The new version of the network, launching on Nov. 16, will be available to viewers on Verizon Fios, Xfinity TV, and Cox cable TV, as well as on Twitch (via a commercial partnership) and on YouTube. And rather than relaunching the network with a brand new approach, logo, and tone, the producers have decided to lean into the current obsession with retro-everything. The new version of the network has already brought back its familiar irony-laced interstitials via Twitter, Instagram, and YouTube. 

The rebooted G4TV will feature familiar shows and new faces from Twitch and YouTube

And, along with the recognizable flavor of the aughts, G4 has also resurrected original programs like Attack of the Show (geek-focused entertainment news, reviews, and skits) and X-Play (gaming news and reviews), as well as fan-favorite hosts Kevin Pereira and Adam Sessler. But this venture will also embrace social media personalities. The newer cast members are mostly heavyweight YouTube and Twitch influencers and streamers including Will Neff, Fiona Nova, Kassem “Kassem G” Gharaibeh, and Gina Darling.

At its peak, G4TV catered mostly to young men 18 to 34-years old—usually a demographic sweet spot. But despite being available to 62 million viewers, the network’s own president at the time indicated it had a more cult-like interest of single-digit-millions viewership.
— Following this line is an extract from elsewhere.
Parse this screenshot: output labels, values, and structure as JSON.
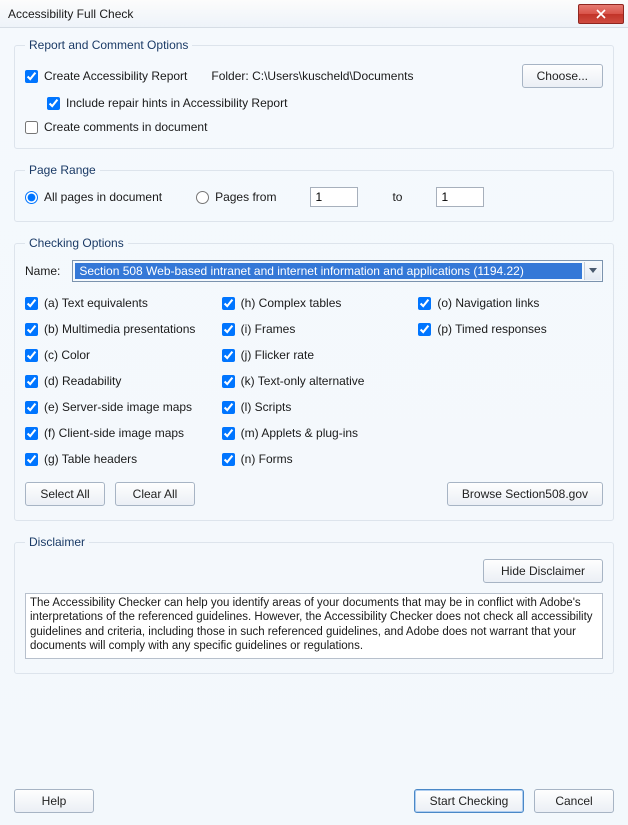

Ultimately, the network, which was launched in 2002 by NBCUniversal (now owned by Comcast), was a bit ahead of its time, and eventually petered out, not long after the launch of Twitch (now owned by Amazon) in 2011. Today, the gamer-focused Twitch has an average of 30 million daily visitors and 7 million unique creators generating content on the platform.

This attempt by G4 to compete in the space it pioneered is perfectly timed given the rise of esports. But G4 will also be fighting for the eyeballs of 2.1 billion YouTube users as well as all the new streaming media being pushed out daily by the likes Netflix (itself now a game studio) and others.

One of the primary questions yet to be answered is: Was G4TV really too early, or just off the mark in its overall approach? Comcast isn’t renowned for its innovation and embrace of the gaming space (despite its esports interests in T1 Entertainment and Overwatch League’s Philadelphia Fusion), so this is another big gamble on a bet that didn’t pay off before. 

Still, with newly appointed G4 president Russell Arons—a veteran of Warner Bros. Interactive Entertainment & Electronic Arts—at the helm, the enterprise is in steady and experienced hands. Add to that a platform-agnostic embrace of the current online gaming content leaders in Twitch and YouTube, and this revamp of gaming’s history has an even chance to turn into a money machine for Comcast and possibly become a new home to old and new gamers alike.